[[ INFORMATION SHOWN open ]]
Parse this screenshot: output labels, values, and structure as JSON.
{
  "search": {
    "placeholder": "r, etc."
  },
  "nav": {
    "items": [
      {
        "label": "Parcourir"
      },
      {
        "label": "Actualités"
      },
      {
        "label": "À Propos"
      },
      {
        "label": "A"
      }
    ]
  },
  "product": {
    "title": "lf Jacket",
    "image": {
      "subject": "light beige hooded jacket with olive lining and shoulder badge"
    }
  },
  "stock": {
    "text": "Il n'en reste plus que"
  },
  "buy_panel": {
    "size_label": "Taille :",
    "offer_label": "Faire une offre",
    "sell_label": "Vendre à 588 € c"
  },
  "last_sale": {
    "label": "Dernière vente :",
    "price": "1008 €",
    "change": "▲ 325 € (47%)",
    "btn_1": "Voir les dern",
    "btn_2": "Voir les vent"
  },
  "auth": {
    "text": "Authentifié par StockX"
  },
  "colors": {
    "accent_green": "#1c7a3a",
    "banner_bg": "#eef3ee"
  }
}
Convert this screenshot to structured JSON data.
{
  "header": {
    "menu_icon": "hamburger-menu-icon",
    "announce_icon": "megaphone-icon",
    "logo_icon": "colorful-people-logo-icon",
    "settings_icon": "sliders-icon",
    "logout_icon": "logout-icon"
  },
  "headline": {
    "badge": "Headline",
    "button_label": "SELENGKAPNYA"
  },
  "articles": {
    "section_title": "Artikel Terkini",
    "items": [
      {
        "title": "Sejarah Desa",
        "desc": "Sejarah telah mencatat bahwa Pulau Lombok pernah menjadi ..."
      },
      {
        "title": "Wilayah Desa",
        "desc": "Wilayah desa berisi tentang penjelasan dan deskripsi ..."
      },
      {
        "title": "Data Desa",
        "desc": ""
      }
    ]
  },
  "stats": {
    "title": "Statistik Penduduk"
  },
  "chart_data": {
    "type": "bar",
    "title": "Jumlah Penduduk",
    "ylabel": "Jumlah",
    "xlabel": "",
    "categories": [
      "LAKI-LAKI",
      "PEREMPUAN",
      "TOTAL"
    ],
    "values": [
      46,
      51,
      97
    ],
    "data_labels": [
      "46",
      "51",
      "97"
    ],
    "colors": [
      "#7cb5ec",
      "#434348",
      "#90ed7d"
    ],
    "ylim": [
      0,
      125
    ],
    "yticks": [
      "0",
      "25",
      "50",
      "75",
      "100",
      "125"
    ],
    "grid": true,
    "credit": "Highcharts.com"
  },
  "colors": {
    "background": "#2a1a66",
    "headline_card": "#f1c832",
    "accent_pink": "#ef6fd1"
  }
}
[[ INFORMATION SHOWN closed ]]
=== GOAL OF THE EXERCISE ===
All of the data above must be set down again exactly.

=== ANSWER FOR THIS EXERCISE ===
Parse this screenshot: output labels, values, and structure as JSON.
{
  "search": {
    "placeholder": "r, etc."
  },
  "nav": {
    "items": [
      {
        "label": "Parcourir"
      },
      {
        "label": "Actualités"
      },
      {
        "label": "À Propos"
      },
      {
        "label": "A"
      }
    ]
  },
  "product": {
    "title": "lf Jacket",
    "image": {
      "subject": "light beige hooded jacket with olive lining and shoulder badge"
    }
  },
  "stock": {
    "text": "Il n'en reste plus que"
  },
  "buy_panel": {
    "size_label": "Taille :",
    "offer_label": "Faire une offre",
    "sell_label": "Vendre à 588 € c"
  },
  "last_sale": {
    "label": "Dernière vente :",
    "price": "1008 €",
    "change": "▲ 325 € (47%)",
    "btn_1": "Voir les dern",
    "btn_2": "Voir les vent"
  },
  "auth": {
    "text": "Authentifié par StockX"
  },
  "colors": {
    "accent_green": "#1c7a3a",
    "banner_bg": "#eef3ee"
  }
}
Convert this screenshot to structured JSON data.
{
  "header": {
    "menu_icon": "hamburger-menu-icon",
    "announce_icon": "megaphone-icon",
    "logo_icon": "colorful-people-logo-icon",
    "settings_icon": "sliders-icon",
    "logout_icon": "logout-icon"
  },
  "headline": {
    "badge": "Headline",
    "button_label": "SELENGKAPNYA"
  },
  "articles": {
    "section_title": "Artikel Terkini",
    "items": [
      {
        "title": "Sejarah Desa",
        "desc": "Sejarah telah mencatat bahwa Pulau Lombok pernah menjadi ..."
      },
      {
        "title": "Wilayah Desa",
        "desc": "Wilayah desa berisi tentang penjelasan dan deskripsi ..."
      },
      {
        "title": "Data Desa",
        "desc": ""
      }
    ]
  },
  "stats": {
    "title": "Statistik Penduduk"
  },
  "chart_data": {
    "type": "bar",
    "title": "Jumlah Penduduk",
    "ylabel": "Jumlah",
    "xlabel": "",
    "categories": [
      "LAKI-LAKI",
      "PEREMPUAN",
      "TOTAL"
    ],
    "values": [
      46,
      51,
      97
    ],
    "data_labels": [
      "46",
      "51",
      "97"
    ],
    "colors": [
      "#7cb5ec",
      "#434348",
      "#90ed7d"
    ],
    "ylim": [
      0,
      125
    ],
    "yticks": [
      "0",
      "25",
      "50",
      "75",
      "100",
      "125"
    ],
    "grid": true,
    "credit": "Highcharts.com"
  },
  "colors": {
    "background": "#2a1a66",
    "headline_card": "#f1c832",
    "accent_pink": "#ef6fd1"
  }
}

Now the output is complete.